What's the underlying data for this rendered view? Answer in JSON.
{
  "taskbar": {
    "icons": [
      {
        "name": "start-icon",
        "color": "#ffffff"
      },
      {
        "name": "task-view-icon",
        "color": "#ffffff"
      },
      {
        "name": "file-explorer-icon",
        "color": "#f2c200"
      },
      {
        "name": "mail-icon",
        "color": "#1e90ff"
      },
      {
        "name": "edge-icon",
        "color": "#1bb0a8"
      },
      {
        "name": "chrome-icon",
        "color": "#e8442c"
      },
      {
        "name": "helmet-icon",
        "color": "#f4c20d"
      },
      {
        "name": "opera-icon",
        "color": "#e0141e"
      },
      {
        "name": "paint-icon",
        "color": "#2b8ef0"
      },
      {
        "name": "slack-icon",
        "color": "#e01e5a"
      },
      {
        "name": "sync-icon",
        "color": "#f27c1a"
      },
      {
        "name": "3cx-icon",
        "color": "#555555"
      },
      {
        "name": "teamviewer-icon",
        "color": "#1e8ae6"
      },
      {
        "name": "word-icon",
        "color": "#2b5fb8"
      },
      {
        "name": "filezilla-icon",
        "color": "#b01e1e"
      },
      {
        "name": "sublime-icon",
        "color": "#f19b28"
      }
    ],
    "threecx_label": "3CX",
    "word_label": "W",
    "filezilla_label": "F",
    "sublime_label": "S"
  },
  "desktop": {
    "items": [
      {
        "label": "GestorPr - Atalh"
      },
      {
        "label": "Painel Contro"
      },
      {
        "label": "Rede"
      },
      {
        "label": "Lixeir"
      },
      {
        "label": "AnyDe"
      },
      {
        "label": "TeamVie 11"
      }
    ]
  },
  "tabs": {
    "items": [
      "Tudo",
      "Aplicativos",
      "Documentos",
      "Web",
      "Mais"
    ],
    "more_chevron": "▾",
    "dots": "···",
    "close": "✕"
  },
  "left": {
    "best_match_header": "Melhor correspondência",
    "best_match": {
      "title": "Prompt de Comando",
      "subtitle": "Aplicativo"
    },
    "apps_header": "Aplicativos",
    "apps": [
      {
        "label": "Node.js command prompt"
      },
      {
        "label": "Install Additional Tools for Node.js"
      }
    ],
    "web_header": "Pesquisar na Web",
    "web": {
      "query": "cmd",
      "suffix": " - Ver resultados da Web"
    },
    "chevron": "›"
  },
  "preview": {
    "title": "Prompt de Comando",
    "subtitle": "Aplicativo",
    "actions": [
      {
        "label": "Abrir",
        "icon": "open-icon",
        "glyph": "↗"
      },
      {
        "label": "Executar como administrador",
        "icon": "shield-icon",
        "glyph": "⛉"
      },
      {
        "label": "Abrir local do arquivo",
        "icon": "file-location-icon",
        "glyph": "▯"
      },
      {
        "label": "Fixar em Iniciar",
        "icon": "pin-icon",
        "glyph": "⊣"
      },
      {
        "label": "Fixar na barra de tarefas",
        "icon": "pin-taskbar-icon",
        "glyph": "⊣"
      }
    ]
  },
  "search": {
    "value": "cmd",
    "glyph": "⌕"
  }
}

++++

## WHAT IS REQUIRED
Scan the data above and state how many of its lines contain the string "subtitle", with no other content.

## YOUR RESPONSE
2